### Exercise details
Below are some records; copy each line in them that contains "ESPLORA".

(Given entries Opens)

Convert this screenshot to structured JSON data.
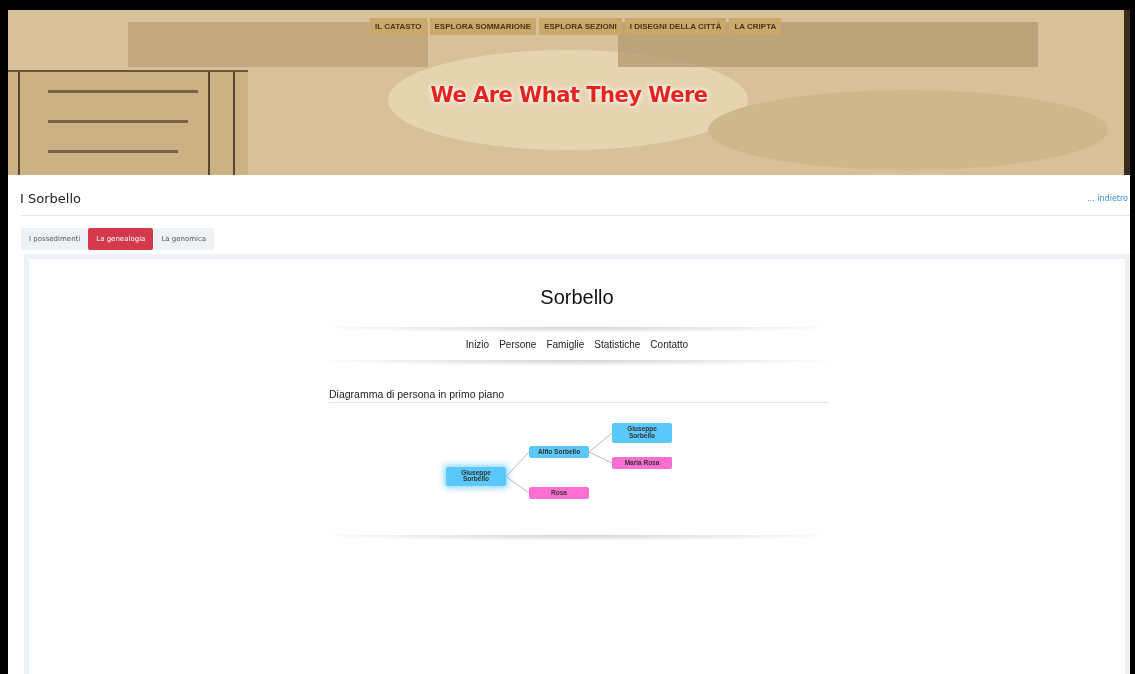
{
  "header": {
    "menu": [
      {
        "label": "IL CATASTO"
      },
      {
        "label": "ESPLORA SOMMARIONE"
      },
      {
        "label": "ESPLORA SEZIONI"
      },
      {
        "label": "I DISEGNI DELLA CITTÀ"
      },
      {
        "label": "LA CRIPTA"
      }
    ],
    "site_title": "We Are What They Were"
  },
  "page": {
    "title": "I Sorbello",
    "back_link": "... indietro"
  },
  "tabs": [
    {
      "label": "I possedimenti",
      "selected": false
    },
    {
      "label": "La genealogia",
      "selected": true
    },
    {
      "label": "La genomica",
      "selected": false
    }
  ],
  "embedded": {
    "title": "Sorbello",
    "nav": [
      "Inizio",
      "Persone",
      "Famiglie",
      "Statistiche",
      "Contatto"
    ],
    "section_title": "Diagramma di persona in primo piano",
    "tree": {
      "name": "Giuseppe Sorbello",
      "color": "#5ac8fa",
      "focus": true,
      "children": [
        {
          "name": "Alfio Sorbello",
          "color": "#5ac8fa",
          "focus": false,
          "children": [
            {
              "name": "Giuseppe Sorbello",
              "color": "#5ac8fa",
              "focus": false
            },
            {
              "name": "Maria Rosa",
              "color": "#ff6fd2",
              "focus": false
            }
          ]
        },
        {
          "name": "Rosa",
          "color": "#ff6fd2",
          "focus": false
        }
      ]
    }
  }
}
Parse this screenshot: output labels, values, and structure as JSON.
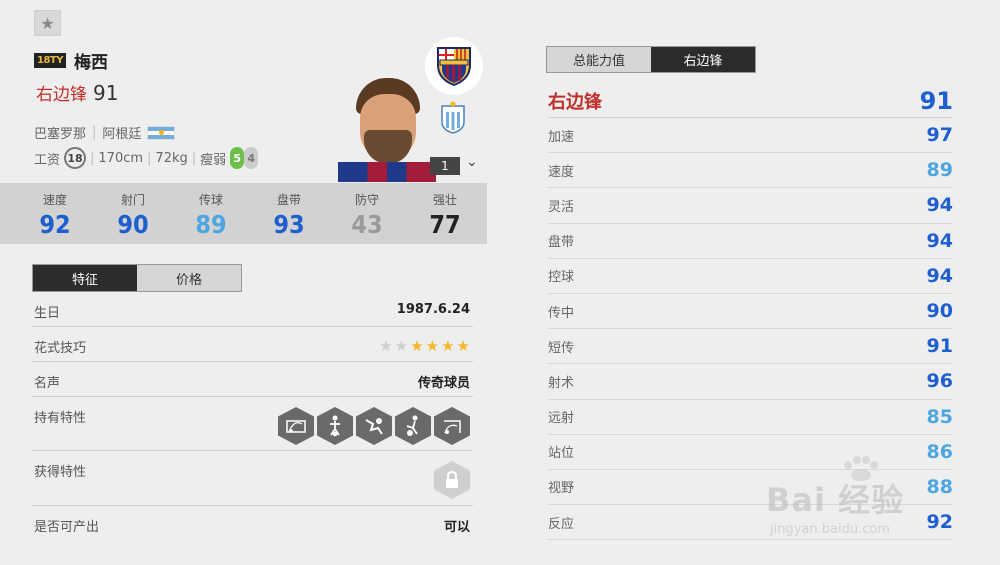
{
  "colors": {
    "pos_red": "#c0302b",
    "blue_dark": "#1e5fd0",
    "blue_light": "#4da6e0",
    "grey": "#9a9a9a",
    "black": "#222222"
  },
  "header": {
    "favorite_icon": "star-icon",
    "season_badge": "18TY",
    "player_name": "梅西",
    "position": "右边锋",
    "overall": "91",
    "club": "巴塞罗那",
    "nation": "阿根廷",
    "wage_label": "工资",
    "wage": "18",
    "height": "170cm",
    "weight": "72kg",
    "body_type": "瘦弱",
    "left_foot": "5",
    "right_foot": "4",
    "rank": "1"
  },
  "stats": [
    {
      "label": "速度",
      "value": "92",
      "color": "#1e5fd0"
    },
    {
      "label": "射门",
      "value": "90",
      "color": "#1e5fd0"
    },
    {
      "label": "传球",
      "value": "89",
      "color": "#4da6e0"
    },
    {
      "label": "盘带",
      "value": "93",
      "color": "#1e5fd0"
    },
    {
      "label": "防守",
      "value": "43",
      "color": "#9a9a9a"
    },
    {
      "label": "强壮",
      "value": "77",
      "color": "#222222"
    }
  ],
  "left_tabs": {
    "active": "特征",
    "inactive": "价格"
  },
  "attributes": {
    "birthday": {
      "label": "生日",
      "value": "1987.6.24"
    },
    "skill_moves": {
      "label": "花式技巧",
      "stars_total": 6,
      "stars_on": 4
    },
    "reputation": {
      "label": "名声",
      "value": "传奇球员"
    },
    "traits": {
      "label": "持有特性",
      "icons": [
        "finesse-shot-icon",
        "trait-player-icon",
        "flair-icon",
        "dribbler-icon",
        "long-shot-icon"
      ]
    },
    "acquired": {
      "label": "获得特性",
      "icon": "lock-icon"
    },
    "obtainable": {
      "label": "是否可产出",
      "value": "可以"
    }
  },
  "right_tabs": {
    "inactive": "总能力值",
    "active": "右边锋"
  },
  "position_rating": {
    "label": "右边锋",
    "value": "91"
  },
  "details": [
    {
      "label": "加速",
      "value": "97",
      "color": "#1e5fd0"
    },
    {
      "label": "速度",
      "value": "89",
      "color": "#4da6e0"
    },
    {
      "label": "灵活",
      "value": "94",
      "color": "#1e5fd0"
    },
    {
      "label": "盘带",
      "value": "94",
      "color": "#1e5fd0"
    },
    {
      "label": "控球",
      "value": "94",
      "color": "#1e5fd0"
    },
    {
      "label": "传中",
      "value": "90",
      "color": "#1e5fd0"
    },
    {
      "label": "短传",
      "value": "91",
      "color": "#1e5fd0"
    },
    {
      "label": "射术",
      "value": "96",
      "color": "#1e5fd0"
    },
    {
      "label": "远射",
      "value": "85",
      "color": "#4da6e0"
    },
    {
      "label": "站位",
      "value": "86",
      "color": "#4da6e0"
    },
    {
      "label": "视野",
      "value": "88",
      "color": "#4da6e0"
    },
    {
      "label": "反应",
      "value": "92",
      "color": "#1e5fd0"
    }
  ],
  "watermark": {
    "text": "Bai 经验",
    "url": "jingyan.baidu.com"
  }
}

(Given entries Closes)

### Written answer
        "label": "ESPLORA SOMMARIONE"
        "label": "ESPLORA SEZIONI"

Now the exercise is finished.